    Why: e.g. bilateral blue-pink discoloration over the upper cheeks, progressively severe shortness of breath, cough with blood tinged frothy mucous. May have symptoms of heart failure including lower leg swelling, weakness and fatigue.

  36. Symptoms of sarcoidosis?

    Why: e.g. shortness of breath, cough, tiredness, skin symptoms occur in 10% of cases and may include red-purple or brown plaques or nodules on face, nose, ears and neck in chronic sarcoidosis.

Conditions listing medical symptoms: Red face:

The following list of conditions have 'Red face' or similar listed as a symptom in our database. This computer-generated list may be inaccurate or incomplete. Always seek prompt professional medical advice about the cause of any symptom.

Select from the following alphabetical view of conditions which include a symptom of Red face or choose View All.

View All A B C D E F G H K L M P R S T V
 

By using this site you agree to our Terms of Use. Information provided on this site is for informational purposes only; it is not intended as a substitute for advice from your own medical team. The information on this site is not to be used for diagnosing or treating any health concerns you may have - please contact your physician or health care professional for all your medical needs. Please see our Terms of Use.
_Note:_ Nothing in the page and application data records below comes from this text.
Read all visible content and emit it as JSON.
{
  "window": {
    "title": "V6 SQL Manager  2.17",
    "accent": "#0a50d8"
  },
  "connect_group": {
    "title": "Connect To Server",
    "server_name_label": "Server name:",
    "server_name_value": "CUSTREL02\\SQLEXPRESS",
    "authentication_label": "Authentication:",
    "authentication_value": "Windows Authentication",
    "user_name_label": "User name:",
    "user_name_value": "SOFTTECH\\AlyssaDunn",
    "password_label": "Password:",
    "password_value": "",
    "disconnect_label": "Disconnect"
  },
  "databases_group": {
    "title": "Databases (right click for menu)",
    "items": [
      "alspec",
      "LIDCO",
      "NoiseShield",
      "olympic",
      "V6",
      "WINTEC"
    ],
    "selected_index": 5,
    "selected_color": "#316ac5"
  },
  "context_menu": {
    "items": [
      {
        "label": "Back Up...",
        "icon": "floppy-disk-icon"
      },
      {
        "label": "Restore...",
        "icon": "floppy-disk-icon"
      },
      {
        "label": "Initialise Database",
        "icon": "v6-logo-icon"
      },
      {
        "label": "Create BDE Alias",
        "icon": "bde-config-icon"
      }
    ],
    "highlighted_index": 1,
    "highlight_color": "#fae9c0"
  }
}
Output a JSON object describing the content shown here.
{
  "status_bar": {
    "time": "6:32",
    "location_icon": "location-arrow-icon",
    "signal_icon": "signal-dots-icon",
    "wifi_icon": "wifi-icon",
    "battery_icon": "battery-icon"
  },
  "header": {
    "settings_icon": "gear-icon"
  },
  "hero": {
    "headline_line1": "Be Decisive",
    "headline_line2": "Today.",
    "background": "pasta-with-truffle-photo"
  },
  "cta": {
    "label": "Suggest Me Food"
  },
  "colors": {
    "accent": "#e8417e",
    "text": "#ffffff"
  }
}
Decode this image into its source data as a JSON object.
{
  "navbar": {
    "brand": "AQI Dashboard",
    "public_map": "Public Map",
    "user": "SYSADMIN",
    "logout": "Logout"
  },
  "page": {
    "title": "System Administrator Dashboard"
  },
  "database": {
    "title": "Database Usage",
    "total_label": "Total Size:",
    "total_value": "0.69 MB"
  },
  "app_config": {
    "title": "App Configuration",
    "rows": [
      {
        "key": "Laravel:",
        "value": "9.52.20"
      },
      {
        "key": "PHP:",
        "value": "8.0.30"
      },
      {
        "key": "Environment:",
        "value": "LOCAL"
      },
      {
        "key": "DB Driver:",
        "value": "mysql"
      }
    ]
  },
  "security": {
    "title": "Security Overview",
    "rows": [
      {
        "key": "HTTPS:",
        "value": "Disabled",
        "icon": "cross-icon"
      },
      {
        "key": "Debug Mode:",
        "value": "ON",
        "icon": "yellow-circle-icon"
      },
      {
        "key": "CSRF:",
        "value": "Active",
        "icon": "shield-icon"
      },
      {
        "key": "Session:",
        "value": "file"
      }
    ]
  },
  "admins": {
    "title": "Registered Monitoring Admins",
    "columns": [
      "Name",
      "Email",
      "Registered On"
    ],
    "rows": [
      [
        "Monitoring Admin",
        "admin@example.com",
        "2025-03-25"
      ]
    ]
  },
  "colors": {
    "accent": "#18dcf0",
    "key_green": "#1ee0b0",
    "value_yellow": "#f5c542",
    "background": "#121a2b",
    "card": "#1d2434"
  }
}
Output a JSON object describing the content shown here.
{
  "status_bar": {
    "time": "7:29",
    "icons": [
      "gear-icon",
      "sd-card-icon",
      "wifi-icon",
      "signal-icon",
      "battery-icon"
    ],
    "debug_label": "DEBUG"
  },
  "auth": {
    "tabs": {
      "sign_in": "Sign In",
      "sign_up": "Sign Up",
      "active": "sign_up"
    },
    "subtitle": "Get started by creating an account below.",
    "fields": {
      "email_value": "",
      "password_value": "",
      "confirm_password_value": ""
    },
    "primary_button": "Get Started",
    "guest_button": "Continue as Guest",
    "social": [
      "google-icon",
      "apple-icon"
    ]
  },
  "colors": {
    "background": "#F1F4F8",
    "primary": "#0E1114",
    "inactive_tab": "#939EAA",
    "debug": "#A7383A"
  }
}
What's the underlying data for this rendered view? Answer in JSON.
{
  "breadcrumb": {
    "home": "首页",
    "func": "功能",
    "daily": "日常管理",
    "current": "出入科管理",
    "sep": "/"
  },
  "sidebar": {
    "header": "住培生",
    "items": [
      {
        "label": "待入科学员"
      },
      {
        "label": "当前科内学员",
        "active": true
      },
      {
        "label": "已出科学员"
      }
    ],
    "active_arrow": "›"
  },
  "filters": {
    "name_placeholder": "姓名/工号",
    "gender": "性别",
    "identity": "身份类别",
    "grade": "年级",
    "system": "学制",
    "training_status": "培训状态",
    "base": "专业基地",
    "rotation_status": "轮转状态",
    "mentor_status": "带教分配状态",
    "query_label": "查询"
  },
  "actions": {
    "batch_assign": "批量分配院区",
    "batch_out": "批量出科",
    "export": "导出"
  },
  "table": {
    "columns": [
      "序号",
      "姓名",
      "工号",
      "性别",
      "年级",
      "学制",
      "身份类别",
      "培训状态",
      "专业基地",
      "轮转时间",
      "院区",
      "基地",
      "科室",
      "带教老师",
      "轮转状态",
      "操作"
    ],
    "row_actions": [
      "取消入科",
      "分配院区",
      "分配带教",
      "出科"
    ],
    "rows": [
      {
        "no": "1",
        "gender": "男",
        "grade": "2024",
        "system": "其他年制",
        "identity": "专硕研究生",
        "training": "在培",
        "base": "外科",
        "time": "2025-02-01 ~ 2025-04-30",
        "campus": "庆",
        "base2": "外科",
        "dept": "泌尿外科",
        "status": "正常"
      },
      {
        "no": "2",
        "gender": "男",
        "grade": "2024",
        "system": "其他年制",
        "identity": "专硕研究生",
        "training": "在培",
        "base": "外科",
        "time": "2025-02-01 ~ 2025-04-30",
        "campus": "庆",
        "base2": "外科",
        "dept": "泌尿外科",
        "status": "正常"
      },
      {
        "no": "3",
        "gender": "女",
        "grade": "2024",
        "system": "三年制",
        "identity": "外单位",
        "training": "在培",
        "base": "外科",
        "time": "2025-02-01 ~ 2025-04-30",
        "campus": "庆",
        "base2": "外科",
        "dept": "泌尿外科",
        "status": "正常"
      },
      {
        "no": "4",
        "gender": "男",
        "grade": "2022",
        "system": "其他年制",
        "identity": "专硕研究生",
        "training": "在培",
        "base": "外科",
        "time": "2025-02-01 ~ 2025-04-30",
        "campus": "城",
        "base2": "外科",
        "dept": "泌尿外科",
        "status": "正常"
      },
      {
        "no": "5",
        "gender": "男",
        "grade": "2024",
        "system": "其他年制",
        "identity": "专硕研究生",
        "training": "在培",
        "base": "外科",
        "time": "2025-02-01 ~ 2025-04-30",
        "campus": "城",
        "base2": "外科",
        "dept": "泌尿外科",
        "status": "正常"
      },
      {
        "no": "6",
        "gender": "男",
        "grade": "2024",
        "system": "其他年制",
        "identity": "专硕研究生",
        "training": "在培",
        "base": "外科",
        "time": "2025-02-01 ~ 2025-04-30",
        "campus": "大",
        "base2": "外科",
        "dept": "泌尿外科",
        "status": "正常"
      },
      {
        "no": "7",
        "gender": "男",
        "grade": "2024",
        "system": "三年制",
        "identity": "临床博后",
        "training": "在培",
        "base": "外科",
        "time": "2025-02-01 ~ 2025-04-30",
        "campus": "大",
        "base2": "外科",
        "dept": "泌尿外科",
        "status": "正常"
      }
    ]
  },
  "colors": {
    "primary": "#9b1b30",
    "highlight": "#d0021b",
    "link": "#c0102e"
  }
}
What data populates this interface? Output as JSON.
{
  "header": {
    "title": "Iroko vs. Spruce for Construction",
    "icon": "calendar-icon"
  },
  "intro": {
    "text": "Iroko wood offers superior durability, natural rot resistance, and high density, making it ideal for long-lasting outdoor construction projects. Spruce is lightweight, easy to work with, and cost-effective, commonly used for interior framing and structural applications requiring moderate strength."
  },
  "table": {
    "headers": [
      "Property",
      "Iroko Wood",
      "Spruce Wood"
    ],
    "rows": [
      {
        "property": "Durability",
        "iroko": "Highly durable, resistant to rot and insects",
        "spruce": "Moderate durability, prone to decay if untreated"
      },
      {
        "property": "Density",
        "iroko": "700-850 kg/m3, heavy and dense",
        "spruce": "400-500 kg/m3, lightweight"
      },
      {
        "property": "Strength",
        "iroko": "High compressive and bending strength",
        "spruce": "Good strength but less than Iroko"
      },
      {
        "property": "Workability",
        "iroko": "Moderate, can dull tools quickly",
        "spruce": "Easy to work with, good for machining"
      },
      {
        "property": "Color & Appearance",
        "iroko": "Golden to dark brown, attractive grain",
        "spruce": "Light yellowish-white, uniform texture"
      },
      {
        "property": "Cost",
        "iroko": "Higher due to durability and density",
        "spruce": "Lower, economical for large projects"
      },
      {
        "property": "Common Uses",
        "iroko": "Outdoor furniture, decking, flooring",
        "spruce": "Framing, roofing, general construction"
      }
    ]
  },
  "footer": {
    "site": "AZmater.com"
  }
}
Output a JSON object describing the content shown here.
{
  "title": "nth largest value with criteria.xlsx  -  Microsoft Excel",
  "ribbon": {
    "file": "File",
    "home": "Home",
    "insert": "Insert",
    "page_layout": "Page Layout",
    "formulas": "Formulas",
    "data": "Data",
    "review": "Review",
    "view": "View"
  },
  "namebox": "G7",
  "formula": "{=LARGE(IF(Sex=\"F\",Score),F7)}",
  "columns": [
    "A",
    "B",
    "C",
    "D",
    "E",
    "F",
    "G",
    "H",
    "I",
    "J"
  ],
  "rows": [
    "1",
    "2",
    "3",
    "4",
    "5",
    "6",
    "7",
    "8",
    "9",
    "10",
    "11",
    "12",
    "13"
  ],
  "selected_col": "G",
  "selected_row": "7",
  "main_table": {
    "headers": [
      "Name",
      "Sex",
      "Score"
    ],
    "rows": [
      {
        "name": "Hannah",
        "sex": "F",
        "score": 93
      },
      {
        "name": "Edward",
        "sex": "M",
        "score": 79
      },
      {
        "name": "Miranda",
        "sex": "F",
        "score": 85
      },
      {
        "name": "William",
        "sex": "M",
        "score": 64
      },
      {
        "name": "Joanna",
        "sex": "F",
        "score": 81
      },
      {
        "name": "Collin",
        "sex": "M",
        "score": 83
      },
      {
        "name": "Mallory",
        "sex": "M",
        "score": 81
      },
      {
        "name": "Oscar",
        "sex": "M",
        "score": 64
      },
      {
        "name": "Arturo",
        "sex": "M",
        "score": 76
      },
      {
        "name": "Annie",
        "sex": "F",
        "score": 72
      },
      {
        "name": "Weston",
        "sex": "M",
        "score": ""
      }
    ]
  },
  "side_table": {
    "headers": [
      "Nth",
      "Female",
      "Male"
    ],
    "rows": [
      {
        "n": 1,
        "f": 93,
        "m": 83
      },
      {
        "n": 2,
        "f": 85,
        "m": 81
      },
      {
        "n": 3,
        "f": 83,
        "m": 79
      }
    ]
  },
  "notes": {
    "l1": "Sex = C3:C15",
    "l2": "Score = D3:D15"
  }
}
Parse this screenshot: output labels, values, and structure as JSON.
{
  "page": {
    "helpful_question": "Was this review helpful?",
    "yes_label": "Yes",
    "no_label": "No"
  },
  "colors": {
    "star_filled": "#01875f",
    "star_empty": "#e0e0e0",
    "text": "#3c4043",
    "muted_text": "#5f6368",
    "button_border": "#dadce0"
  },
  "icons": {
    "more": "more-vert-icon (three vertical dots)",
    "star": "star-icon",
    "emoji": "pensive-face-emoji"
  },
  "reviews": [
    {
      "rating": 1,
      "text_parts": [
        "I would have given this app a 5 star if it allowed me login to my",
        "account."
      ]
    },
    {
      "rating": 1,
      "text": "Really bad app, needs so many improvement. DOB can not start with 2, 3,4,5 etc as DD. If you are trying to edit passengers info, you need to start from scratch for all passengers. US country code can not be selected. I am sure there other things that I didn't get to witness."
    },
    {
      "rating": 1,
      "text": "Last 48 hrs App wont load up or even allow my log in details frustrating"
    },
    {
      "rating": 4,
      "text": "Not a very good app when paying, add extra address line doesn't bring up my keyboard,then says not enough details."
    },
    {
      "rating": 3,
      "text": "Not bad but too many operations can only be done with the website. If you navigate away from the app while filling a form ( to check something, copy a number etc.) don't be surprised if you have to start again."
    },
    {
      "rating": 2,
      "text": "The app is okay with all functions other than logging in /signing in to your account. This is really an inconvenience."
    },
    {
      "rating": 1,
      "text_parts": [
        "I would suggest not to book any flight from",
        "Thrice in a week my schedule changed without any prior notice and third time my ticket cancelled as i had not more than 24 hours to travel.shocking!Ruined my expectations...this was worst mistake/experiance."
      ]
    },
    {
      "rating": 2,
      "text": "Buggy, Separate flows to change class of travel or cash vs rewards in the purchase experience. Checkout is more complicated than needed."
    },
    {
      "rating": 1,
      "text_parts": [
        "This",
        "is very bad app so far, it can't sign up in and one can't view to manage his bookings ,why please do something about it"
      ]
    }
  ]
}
Home | Symptoms | Diseases | Diagnosis | Videos | Tools | Forum | About Us | Terms of Use | Privacy Policy | Site Map | Advertise